Power users in your organization/company are developing Excel 2010 reports against OLAP Cubes. They want to add their own calculations for analysis.

BUT

Excel 2010 does not allow end-users to add their own private MDX calculations.

Solution:

A Free Community Excel add-in helps in this case.
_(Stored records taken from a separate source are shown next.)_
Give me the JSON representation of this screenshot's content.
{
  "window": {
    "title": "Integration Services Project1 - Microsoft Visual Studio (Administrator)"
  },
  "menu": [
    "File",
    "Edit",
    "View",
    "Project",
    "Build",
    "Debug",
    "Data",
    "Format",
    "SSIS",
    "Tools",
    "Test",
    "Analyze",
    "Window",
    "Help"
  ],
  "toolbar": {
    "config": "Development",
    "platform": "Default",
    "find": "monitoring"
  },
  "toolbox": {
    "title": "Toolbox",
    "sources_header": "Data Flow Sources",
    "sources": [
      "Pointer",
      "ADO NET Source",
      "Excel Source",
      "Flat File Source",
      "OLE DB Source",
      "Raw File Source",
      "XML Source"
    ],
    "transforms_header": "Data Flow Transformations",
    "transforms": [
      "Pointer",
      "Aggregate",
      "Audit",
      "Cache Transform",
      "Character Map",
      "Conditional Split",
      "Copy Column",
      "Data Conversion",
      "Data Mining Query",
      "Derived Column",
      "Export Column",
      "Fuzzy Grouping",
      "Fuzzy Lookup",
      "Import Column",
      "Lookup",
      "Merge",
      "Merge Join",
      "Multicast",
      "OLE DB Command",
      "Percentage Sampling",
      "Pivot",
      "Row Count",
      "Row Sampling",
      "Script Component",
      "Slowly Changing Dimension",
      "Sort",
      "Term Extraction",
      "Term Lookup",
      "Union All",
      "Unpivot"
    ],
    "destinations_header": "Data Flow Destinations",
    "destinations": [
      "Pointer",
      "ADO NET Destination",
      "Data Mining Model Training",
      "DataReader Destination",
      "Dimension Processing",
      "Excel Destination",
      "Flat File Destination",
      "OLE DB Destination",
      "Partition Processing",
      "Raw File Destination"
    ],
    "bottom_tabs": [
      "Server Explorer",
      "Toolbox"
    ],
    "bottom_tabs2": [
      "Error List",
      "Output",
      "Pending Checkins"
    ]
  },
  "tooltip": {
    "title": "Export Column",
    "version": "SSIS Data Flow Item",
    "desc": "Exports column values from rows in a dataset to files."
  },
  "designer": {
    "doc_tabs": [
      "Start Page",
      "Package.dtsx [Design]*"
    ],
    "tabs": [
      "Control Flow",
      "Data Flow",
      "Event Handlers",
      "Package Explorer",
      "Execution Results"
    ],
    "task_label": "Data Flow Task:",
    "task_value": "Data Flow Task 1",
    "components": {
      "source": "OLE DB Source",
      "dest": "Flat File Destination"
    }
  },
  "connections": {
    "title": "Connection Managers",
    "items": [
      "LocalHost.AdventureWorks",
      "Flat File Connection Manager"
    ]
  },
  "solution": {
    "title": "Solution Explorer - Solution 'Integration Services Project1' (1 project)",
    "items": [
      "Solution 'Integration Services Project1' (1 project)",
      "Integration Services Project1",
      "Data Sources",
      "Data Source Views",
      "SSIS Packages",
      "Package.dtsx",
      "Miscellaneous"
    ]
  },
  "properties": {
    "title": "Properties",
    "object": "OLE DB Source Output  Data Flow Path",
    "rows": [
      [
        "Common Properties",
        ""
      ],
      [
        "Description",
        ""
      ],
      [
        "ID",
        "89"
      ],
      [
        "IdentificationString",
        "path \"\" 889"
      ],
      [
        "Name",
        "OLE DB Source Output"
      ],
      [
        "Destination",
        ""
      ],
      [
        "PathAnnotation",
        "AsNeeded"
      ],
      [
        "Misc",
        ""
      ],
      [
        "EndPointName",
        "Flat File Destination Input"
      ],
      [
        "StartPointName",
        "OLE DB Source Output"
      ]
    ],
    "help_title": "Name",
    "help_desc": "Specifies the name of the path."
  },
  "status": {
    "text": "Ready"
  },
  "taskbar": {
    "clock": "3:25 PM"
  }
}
It’s called “OLAP Pivot Table Extensions”. Here are the steps to download, Install and use it:

1) Check Excel Version (32-bit/64-Bit)

Open Excel > File > Help> About Microsoft Excel

excel version 32 bit or 64 bit

2) Download OLAP Pivot Table Extensions and Install it

Download URL: http://olappivottableextend.codeplex.com/ > Navigate to Downloads Tab & install the right version based on your local excel version.

In my case, I had 64-bit excel so I’ll download the 64-bit version of OLAP Pivot Table extensions.

Excel Pivot Table Extensions

Close Excel and Install add-in

3) Add simple measure

Open Excel.

Connect to Cube.

Let’s add a simple measure that calculates the difference between two measures.

So I created a simple Pivot Table that looks like:

Excel Simple Pivot Table OLAPNow let’s add a calculated measure:

Select the Pivot Table > Right Click > OLAP Pivot Table Extensions

OLAP PIVOT TABLE EXCEL EXTENTSIONS

On the next screen, please enter the name Difference. and the simple formula:

[Measures].[Meausre1]-[Measures].[Measure2]

(please replace measure1 & measure2 with the measure names from your cube)

And click on Add to Pivot Table

Simple Formula OLAP excel calculated memberYou can now see that the calculated measure Difference got added to the Pivot Table!

Excel olap pivot table with calculated memberNote

1) OLAP Pivot Table extensions is not supported by Microsoft. It’s a community software.

2) To maintain the single version of truth (after all that’s why you create cubes/Data-warehouse’s!), it’s recommended that calculated measures that end users want in the cube.

That’s about it for this post! Your feedback is most welcome!